Database Administrators Stack Exchange is a question and answer site for database professionals who wish to improve their database skills and learn from others in the community. Join them; it only takes a minute:

Sign up
Here's how it works:
  1. Anybody can ask a question
  2. Anybody can answer
  3. The best answers are voted up and rise to the top

I need to minimize the number of queries that are executed just for updating a counter field.

One of my example counter fields is raised by 1 everytime a page is visited, I was wondering what could be the best method to update it with just one occasionally query, maybe a can raise it by 100 with 1 query instead of raising it 100 times by 1.

How could I do that?

I think I need a place where to store by how much I need to raise that specific counter field, and this place should be the fastest possible, I thought about memcached but I think there will be problems with concurrent accesses to the same resource.

share|improve this question
Which database/programming stack are you working with? – jynus Jul 30 '14 at 11:03
I'm working with a MySql database, the counter field I'm talking about is stored in a MyIsam table with around 400k rows. – Fabio Spampinato Jul 30 '14 at 11:05

MyISAM is the worst offender for updating individual rows on concurrency.
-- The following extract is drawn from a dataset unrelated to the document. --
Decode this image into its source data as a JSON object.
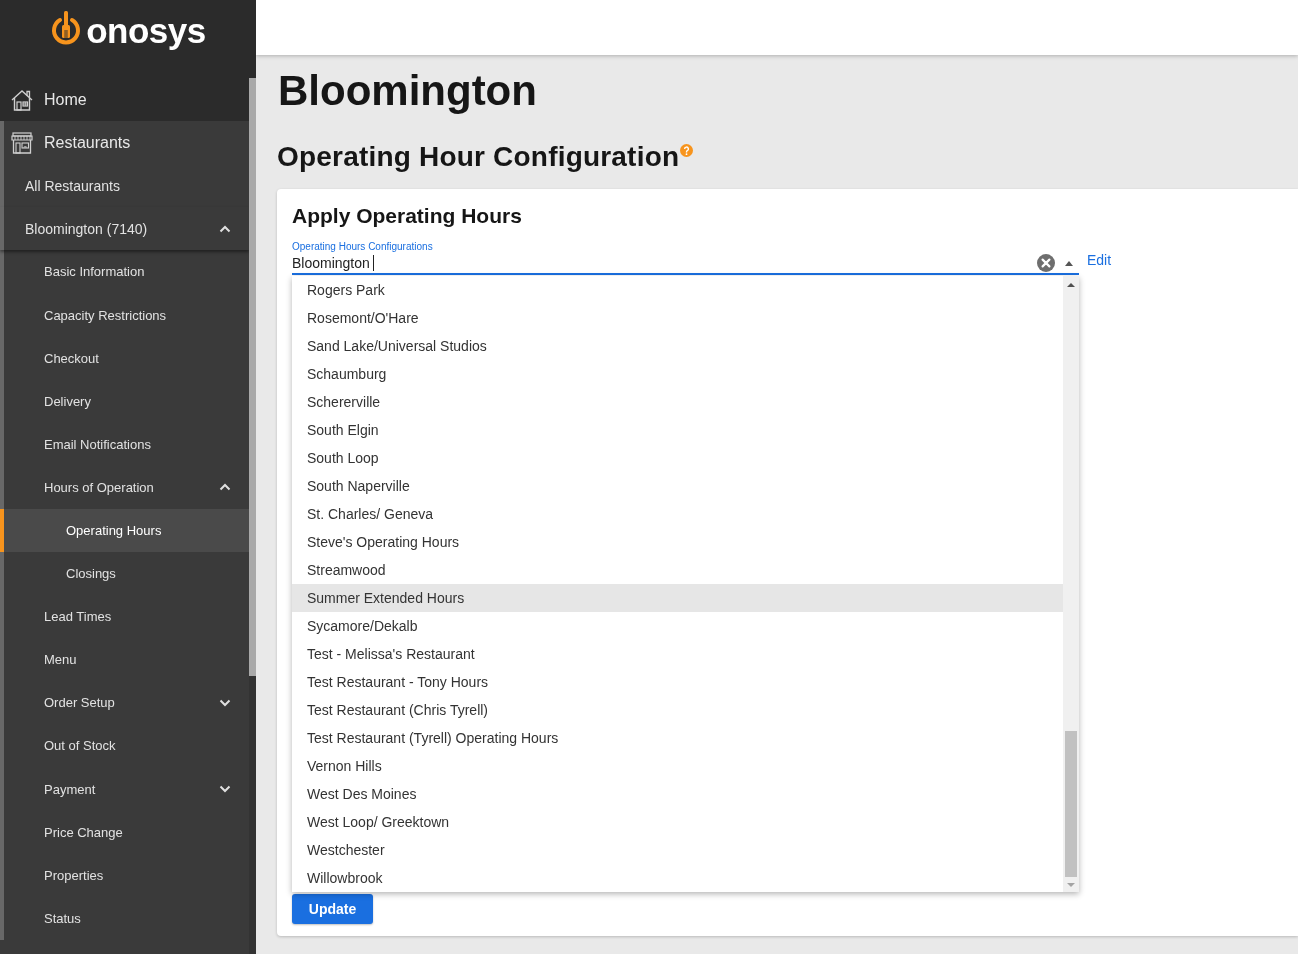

First thing you want to do is use InnoDB to be able to execute UPDATEs in parallel. InnoDB may have lower insertion rate, but that can be solved by reducing its durability setting (innodb_flush_log_at_trx_commit = 2). That, combined with a large enough buffer pool, will make most of your updates on-memory only.
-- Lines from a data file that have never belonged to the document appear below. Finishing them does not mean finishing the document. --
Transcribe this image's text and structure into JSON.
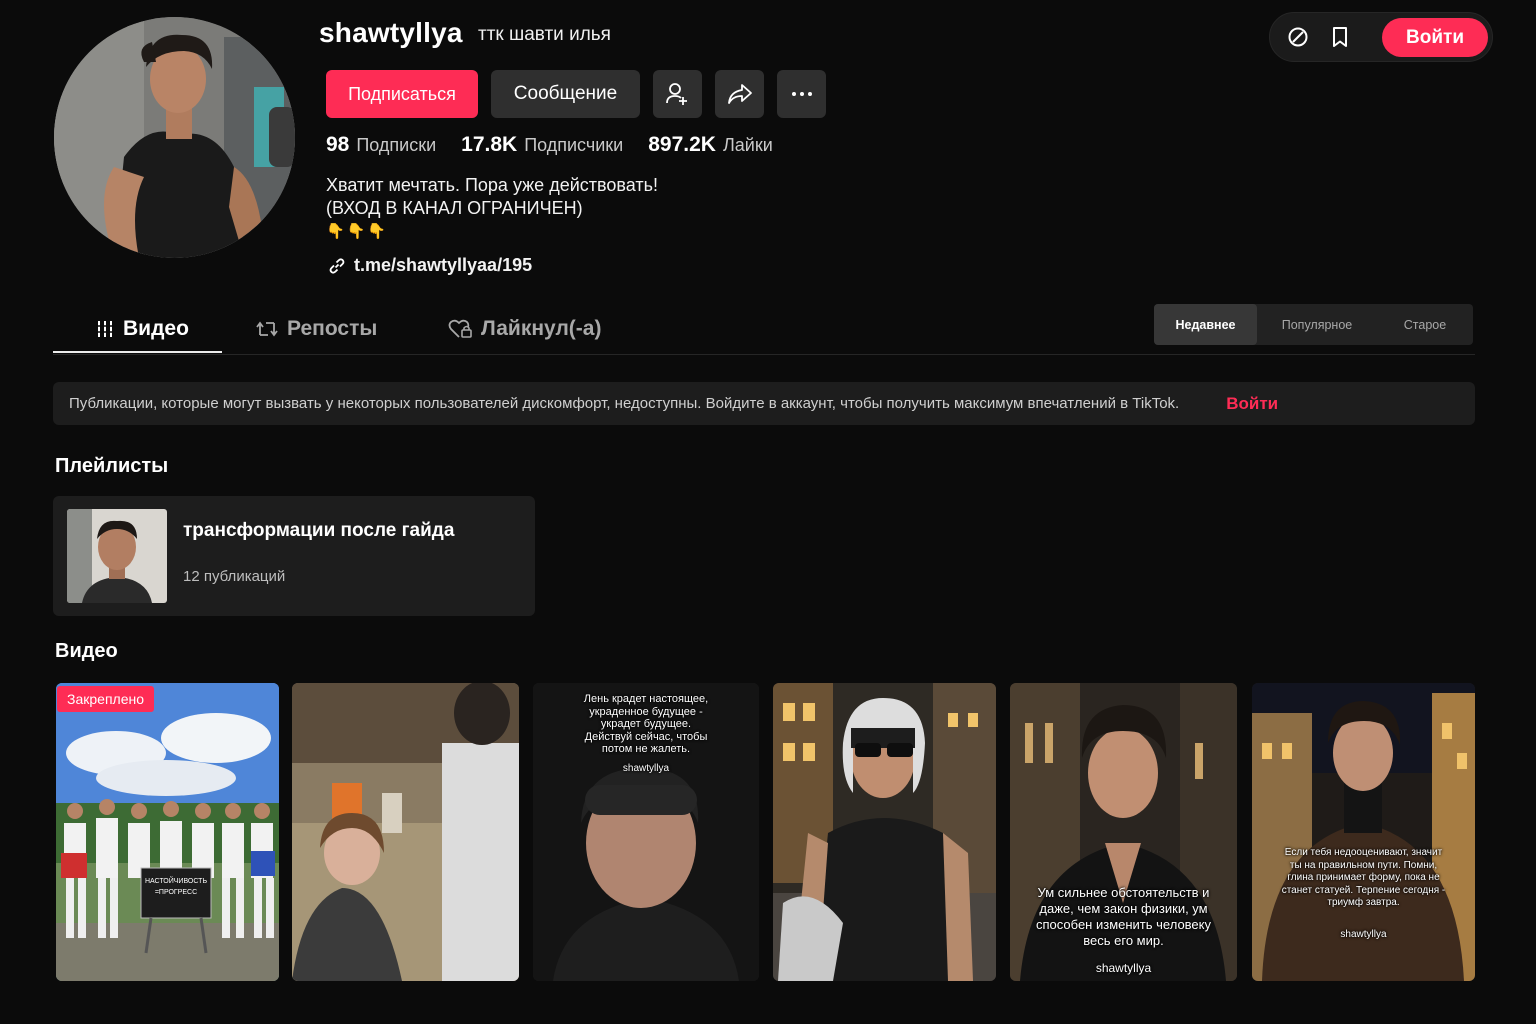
{
  "header": {
    "login_label": "Войти"
  },
  "profile": {
    "username": "shawtyllya",
    "nickname": "ттк шавти илья",
    "follow_label": "Подписаться",
    "message_label": "Сообщение",
    "stats": [
      {
        "num": "98",
        "label": "Подписки"
      },
      {
        "num": "17.8K",
        "label": "Подписчики"
      },
      {
        "num": "897.2K",
        "label": "Лайки"
      }
    ],
    "bio_line1": "Хватит мечтать. Пора уже действовать!",
    "bio_line2": "(ВХОД В КАНАЛ ОГРАНИЧЕН)",
    "bio_emoji": "👇👇👇",
    "link": "t.me/shawtyllyaa/195"
  },
  "tabs": [
    {
      "label": "Видео",
      "icon": "grid-bars-icon"
    },
    {
      "label": "Репосты",
      "icon": "repost-icon"
    },
    {
      "label": "Лайкнул(-а)",
      "icon": "heart-lock-icon"
    }
  ],
  "sort": {
    "options": [
      "Недавнее",
      "Популярное",
      "Старое"
    ],
    "selected": "Недавнее"
  },
  "notice": {
    "text": "Публикации, которые могут вызвать у некоторых пользователей дискомфорт, недоступны. Войдите в аккаунт, чтобы получить максимум впечатлений в TikTok.",
    "login": "Войти"
  },
  "playlists": {
    "title": "Плейлисты",
    "items": [
      {
        "title": "трансформации после гайда",
        "count": "12 публикаций"
      }
    ]
  },
  "videos": {
    "title": "Видео",
    "pinned_label": "Закреплено",
    "items": [
      {
        "overlay": "",
        "tag": "",
        "sign": "НАСТОЙЧИВОСТЬ\n=ПРОГРЕСС"
      },
      {
        "overlay": "",
        "tag": "",
        "sign": ""
      },
      {
        "overlay": "Лень крадет настоящее, украденное будущее - украдет будущее. Действуй сейчас, чтобы потом не жалеть.",
        "tag": "shawtyllya",
        "sign": ""
      },
      {
        "overlay": "",
        "tag": "",
        "sign": ""
      },
      {
        "overlay": "Ум сильнее обстоятельств и даже, чем закон физики, ум способен изменить человеку весь его мир.",
        "tag": "shawtyllya",
        "sign": ""
      },
      {
        "overlay": "Если тебя недооценивают, значит ты на правильном пути. Помни, глина принимает форму, пока не станет статуей. Терпение сегодня - триумф завтра.",
        "tag": "shawtyllya",
        "sign": ""
      }
    ]
  },
  "colors": {
    "accent": "#fe2c55",
    "background": "#0b0b0b",
    "surface": "#1d1d1d"
  }
}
If that is still too slow for a single row, memcached is certainly one solution to buffer queries, and it is even integrated into MySQL 5.6. Operations in memcached are guaranteed to be done atomically, so on that side that wouldn't be a concurrency problem. However, reading, adding plus 1 on client code, and updating the result is not guaranteed to be atomic, so you should control concurrency on application side (syncronization/locking)- Java has very good support for that, PHP doesn't, although it can be done. That can be too much overhead if the cache server is over the network.
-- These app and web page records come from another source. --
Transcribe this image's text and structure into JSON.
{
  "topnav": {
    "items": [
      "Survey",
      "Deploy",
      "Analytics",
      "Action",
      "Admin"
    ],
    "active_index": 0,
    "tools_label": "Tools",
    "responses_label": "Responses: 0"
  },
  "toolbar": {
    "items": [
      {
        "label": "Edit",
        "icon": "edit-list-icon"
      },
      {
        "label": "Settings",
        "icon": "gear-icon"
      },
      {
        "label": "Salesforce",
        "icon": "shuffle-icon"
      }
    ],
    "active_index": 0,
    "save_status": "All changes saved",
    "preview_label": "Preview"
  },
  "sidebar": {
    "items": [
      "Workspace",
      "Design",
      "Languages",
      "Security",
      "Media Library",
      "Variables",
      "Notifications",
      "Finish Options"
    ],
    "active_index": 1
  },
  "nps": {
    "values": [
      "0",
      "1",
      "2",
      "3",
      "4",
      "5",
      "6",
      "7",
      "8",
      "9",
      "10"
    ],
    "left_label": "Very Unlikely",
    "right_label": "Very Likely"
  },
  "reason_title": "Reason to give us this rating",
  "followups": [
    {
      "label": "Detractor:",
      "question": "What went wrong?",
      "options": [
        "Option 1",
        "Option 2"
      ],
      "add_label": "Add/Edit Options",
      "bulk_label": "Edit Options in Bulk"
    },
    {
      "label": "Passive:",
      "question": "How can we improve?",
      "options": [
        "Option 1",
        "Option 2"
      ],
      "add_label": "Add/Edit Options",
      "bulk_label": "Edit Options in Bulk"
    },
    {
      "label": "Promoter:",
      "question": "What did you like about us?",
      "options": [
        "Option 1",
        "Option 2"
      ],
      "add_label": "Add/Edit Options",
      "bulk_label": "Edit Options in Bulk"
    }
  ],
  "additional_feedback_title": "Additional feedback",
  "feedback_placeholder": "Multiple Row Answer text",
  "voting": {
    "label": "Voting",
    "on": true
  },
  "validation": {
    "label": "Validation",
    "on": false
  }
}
One trick to avoid concurrency problems (works for DB tables and any other system) is to do partitioning: instead of having one counter, having several per value to prevent blocking problems on write. When calculating the final number, just add up the different rows into one.

share|improve this answer

Your Answer


By posting your answer, you agree to the privacy policy and terms of service.

Not the answer you're looking for? Browse other questions tagged or ask your own question.